To listen to someone who is grieving, two things are necessary.  1.) I must be willing to engage even if I’m unsure how to respond.   2.) I must believe that it’s good for them to speak of these painful things.   While I can agree that it’s important, I still avoid bringing up painful topics at all costs.  Think of what happens when the funeral is over.  It’s six months after, a year after.  How many will tell a grieving widow how much they loved her husband and miss him?  It’s considered a touchy subject, a hot topic, one to avoid, one that will make the widow break down and cry.   We must ask, and that’s a bad thing?  What’s the alternative?  To invite her to some social events to try to cheer her up?

After my mother died (I was 30 years old), I witnessed how few spoke of her even though she was well loved.  One day, I happened to run into one of her friends in the post office.  She saw me and started to cry.  After composing herself, she said ~ “I miss your mother.  It’s August and this is the time of year we’d pick blueberries together.  We knew all the best places for wild berries on these mountains.”  Did her story make me cry?  Yes, I bawled when I got in the car.  But because this woman shared my loss, I was really comforted.  I kept saying to myself, “Oh, thank goodness, someone else misses her too.”  

As long we we are afraid to bring up the topic of someone’s loss, they will grieve alone.

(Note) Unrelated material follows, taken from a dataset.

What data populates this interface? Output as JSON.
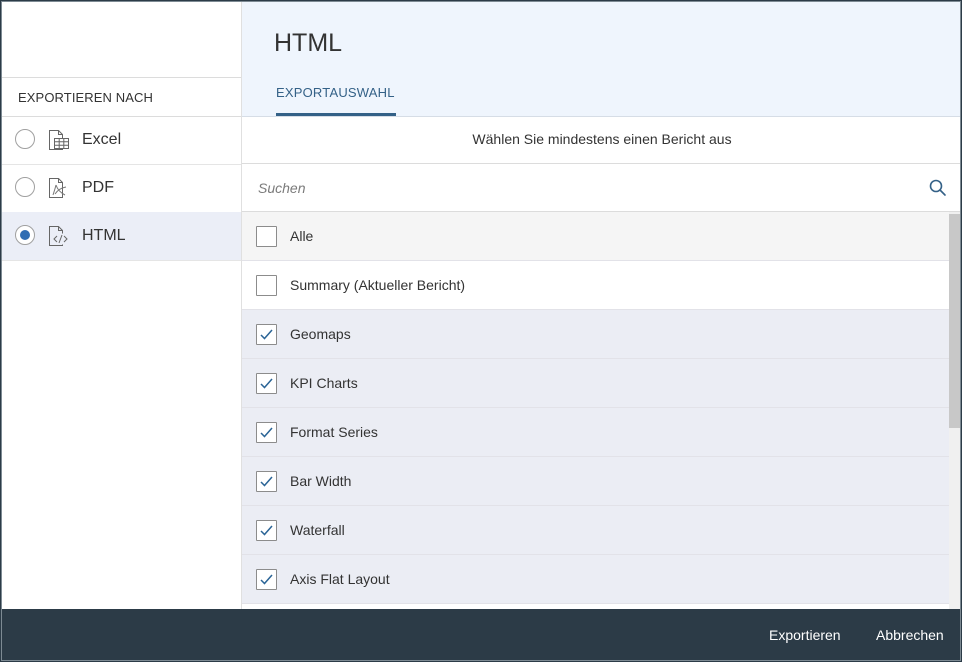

They are denied telling the stories that give release to their sadness.  And, they are denied digging deeply to discover the words they might not even know are there. Their feelings stay stuck in a wordless place, never finding a voice.

After Lazarus’ death, Jesus came days later. Though He knew Lazarus would live again, He didn’t reveal that in the midst of the sisters’ grieving.  He could have said, “Don’t cry. I’m going to fix this.”  But He entered into their loss, listened to their complaint, and heard the accusation about the timing of His arrival.  Then He was deeply troubled in spirit ~ then He wept ~ and then He performed a resurrection.  Sharing their loss pre-empted the miracle.

Lord, I need not fear other’s tears, nor my own.  I’m willing to face what’s uncomfortable.  Amen